** Opening MATERIAL FOR THE TASK block **

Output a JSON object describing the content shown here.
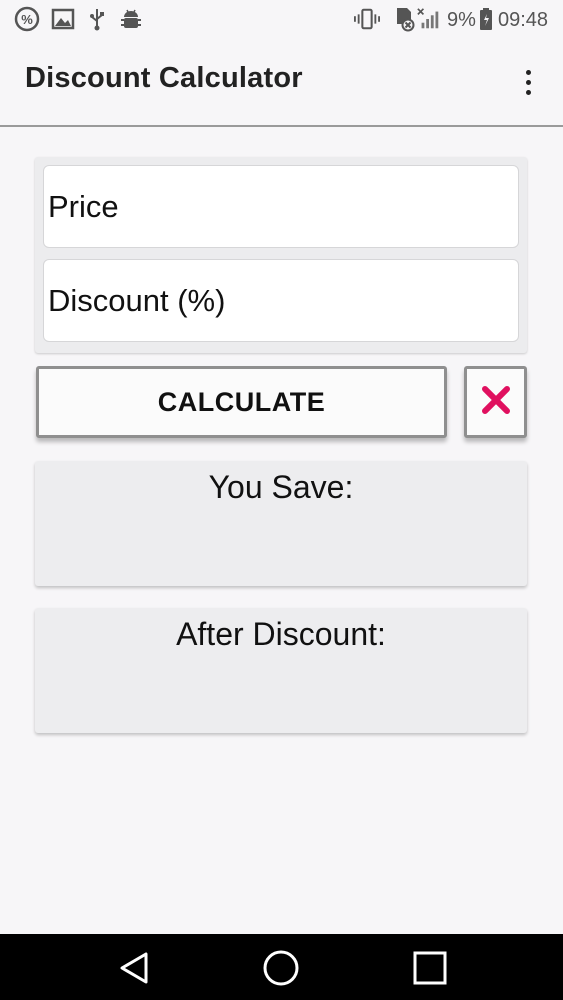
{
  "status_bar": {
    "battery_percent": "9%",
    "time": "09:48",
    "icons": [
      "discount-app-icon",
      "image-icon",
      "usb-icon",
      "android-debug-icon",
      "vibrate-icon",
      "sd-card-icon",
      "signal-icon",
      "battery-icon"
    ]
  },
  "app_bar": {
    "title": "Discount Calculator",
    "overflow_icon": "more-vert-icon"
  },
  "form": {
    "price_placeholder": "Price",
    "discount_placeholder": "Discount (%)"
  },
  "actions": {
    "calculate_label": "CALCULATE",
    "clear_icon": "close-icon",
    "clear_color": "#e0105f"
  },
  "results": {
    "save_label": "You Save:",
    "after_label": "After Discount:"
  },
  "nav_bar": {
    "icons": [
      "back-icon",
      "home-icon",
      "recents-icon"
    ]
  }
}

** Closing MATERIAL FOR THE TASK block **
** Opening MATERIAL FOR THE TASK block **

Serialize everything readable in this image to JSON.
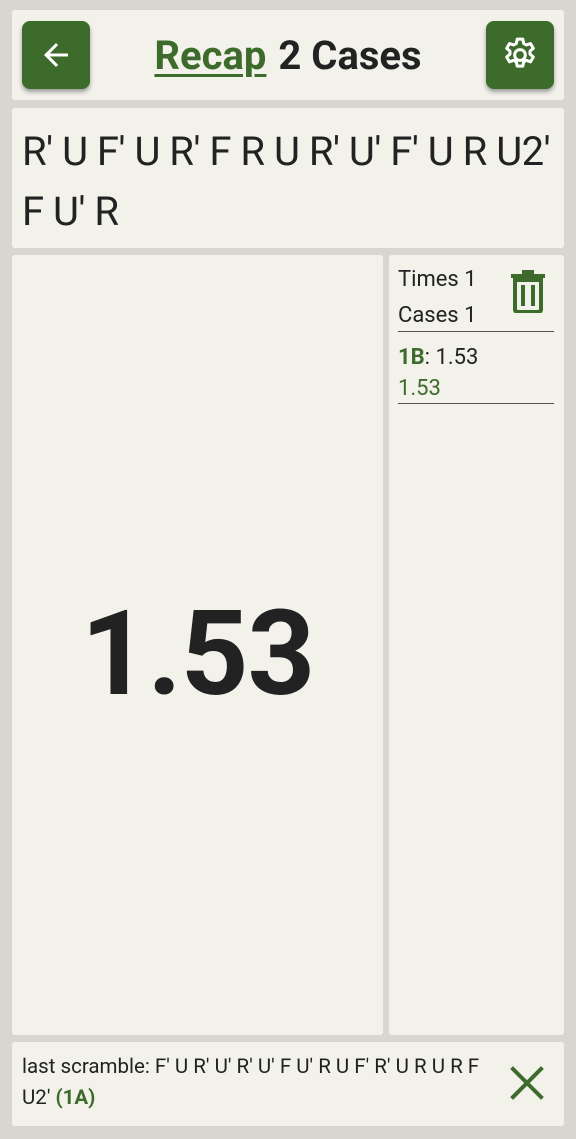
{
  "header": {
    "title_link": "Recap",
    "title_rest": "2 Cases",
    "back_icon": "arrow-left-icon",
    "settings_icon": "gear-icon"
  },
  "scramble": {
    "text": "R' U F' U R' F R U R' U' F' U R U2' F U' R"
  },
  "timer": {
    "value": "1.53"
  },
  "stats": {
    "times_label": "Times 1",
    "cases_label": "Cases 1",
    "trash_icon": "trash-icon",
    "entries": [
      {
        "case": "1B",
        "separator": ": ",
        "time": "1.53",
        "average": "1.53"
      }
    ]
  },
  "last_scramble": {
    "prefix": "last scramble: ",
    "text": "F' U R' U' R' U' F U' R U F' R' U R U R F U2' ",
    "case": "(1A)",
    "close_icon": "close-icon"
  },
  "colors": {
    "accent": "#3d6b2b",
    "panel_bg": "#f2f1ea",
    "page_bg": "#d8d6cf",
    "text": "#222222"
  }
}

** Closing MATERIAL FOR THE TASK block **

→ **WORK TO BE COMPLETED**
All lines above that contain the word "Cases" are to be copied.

→ **SOLUTION TO THE PROBLEM**
    "title_rest": "2 Cases",
    "cases_label": "Cases 1",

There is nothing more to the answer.